“I’m just gonna come right out and say it,” Naomi Pomeroy says, stealing a glance over her shoulder before just coming right out and saying it: “Men brutalize their vegetables!”
Boy chefs suffer from a meat-first machismo, she says, giggling. Hers is a commanding giggle, if there is such a thing. She’s no dainty herbivore. At her restaurant Beast last night, I’d eaten boudin noir set in apple and duck-fat pastry and sliced hanger steak with brown-butter béarnaise. Then came the salad. It was a salad that was actually worth saving for the end of the meal. Why? Maybe it was the peppery freshness of the wild miner’s lettuce and greens from Gathering Together Farms. Maybe it was the unbrutalized way in which they’d been handled (emphasis on hands; tongs are to Pomeroy’s greens as wire hangers were to Joan Crawford’s closets) or the light, tart touch of the Sauvignon Blanc vinaigrette. Or maybe it really did come down to the “gentle chick-flick approach” Pomeroy says she and sous-chef Mika Paredes bring to their cooking: a two-woman, two-seating, six-course, set-menu nightly show in which 20 or so satisfied-looking participants eat communally and leave no trace of salad on their plates.
Veggie-handling trash talk aside, Pomeroy has nothing but love for Portland’s community of chefs, guys she’s worked with and grown up around over the years in the city’s flowering, cross-pollinating restaurant industry. There is Gabriel Rucker of Le Pigeon, the small and celebrated Lower Burnside space that is half civilized bistro and half culinary crack den, where your darkest desires (foie gras torchon with buttermilk pancakes? Sweetbreads with blue cheese?) are indulged. And there’s Jason Barwikowski—with whom Rucker and Pomeroy once worked—who has now turned to the curing and butchering arts at Olympic Provisions, in Southeast Portland.
Beast is run like a nightly dinner party, with Pomeroy and Paredes as the busy hosts. During a brief break in the action, Pomeroy takes me to a nearby café, where she immediately spots and is spotted by a local food blogger. She lowers her voice and we take our coffees to go. Surely there are other food nerds lurking nearby. Artisanal picklers, back-to-the-land lettuce farmers, sandwich-shop schemers, coffee micro-roasters, sous-chefs sketching their plans for the next great wood-fired pizza cart. Is Portland the most food-obsessed city in the country? It sure feels like it.

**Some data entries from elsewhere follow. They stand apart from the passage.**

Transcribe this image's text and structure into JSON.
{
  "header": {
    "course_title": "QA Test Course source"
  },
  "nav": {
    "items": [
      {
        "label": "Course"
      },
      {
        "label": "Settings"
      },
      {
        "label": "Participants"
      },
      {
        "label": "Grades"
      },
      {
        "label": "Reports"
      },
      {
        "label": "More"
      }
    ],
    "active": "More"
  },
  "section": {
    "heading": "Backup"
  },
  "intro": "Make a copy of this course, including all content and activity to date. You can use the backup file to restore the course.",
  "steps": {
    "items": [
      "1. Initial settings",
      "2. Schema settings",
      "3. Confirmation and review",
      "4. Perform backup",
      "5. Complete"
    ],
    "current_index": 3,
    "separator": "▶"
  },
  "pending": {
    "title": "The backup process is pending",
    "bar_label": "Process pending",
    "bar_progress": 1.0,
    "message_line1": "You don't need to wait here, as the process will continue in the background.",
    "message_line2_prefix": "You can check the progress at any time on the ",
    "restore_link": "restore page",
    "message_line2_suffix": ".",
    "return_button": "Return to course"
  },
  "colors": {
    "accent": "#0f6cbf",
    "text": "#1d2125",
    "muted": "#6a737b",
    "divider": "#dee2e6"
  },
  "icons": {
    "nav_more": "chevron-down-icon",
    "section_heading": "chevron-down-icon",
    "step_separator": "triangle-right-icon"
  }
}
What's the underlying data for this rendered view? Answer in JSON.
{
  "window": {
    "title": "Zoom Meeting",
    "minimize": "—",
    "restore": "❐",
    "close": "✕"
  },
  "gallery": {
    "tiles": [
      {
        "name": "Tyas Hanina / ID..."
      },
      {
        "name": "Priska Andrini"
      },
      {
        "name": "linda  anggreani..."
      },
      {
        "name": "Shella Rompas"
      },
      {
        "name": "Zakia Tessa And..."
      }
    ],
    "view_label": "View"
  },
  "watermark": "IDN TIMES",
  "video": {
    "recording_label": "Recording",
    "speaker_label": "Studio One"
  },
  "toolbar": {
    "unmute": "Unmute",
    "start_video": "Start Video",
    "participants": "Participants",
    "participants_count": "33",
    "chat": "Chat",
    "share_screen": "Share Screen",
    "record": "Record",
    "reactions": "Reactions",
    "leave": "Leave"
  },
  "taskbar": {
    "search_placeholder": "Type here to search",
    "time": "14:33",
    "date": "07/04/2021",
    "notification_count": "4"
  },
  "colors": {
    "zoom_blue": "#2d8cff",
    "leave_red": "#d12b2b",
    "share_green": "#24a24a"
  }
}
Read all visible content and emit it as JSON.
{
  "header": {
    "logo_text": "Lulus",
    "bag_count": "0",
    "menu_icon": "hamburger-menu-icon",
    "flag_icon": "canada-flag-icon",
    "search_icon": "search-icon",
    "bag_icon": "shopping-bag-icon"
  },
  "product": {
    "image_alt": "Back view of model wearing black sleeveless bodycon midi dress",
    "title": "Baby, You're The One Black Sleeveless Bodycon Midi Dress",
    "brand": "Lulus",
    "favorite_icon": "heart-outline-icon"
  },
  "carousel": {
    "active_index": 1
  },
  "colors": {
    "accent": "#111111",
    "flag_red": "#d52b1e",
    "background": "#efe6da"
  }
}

Pomeroy traces the city’s enduring culinary obsessions to the 1960’s hippie influx, to people who came to Portland to grow their own food and do their own canning; it’s an awareness of the politics of consumption that never went away. “My generation is coming around to our own interpretation of what our parents did,” she says, looking up from a pile of torn bread that will become tonight’s wild-onion-and-Swiss-chard panada. “But we’re doing an edgier version. We like meat. We’ve got no interest in suffering. We like to have a good time.”
“This should be a cologne,” Jason French says, sniffing like a hound at the meat-fragrant air. “You need to bottle this. Call it ‘USDA-Approved.’”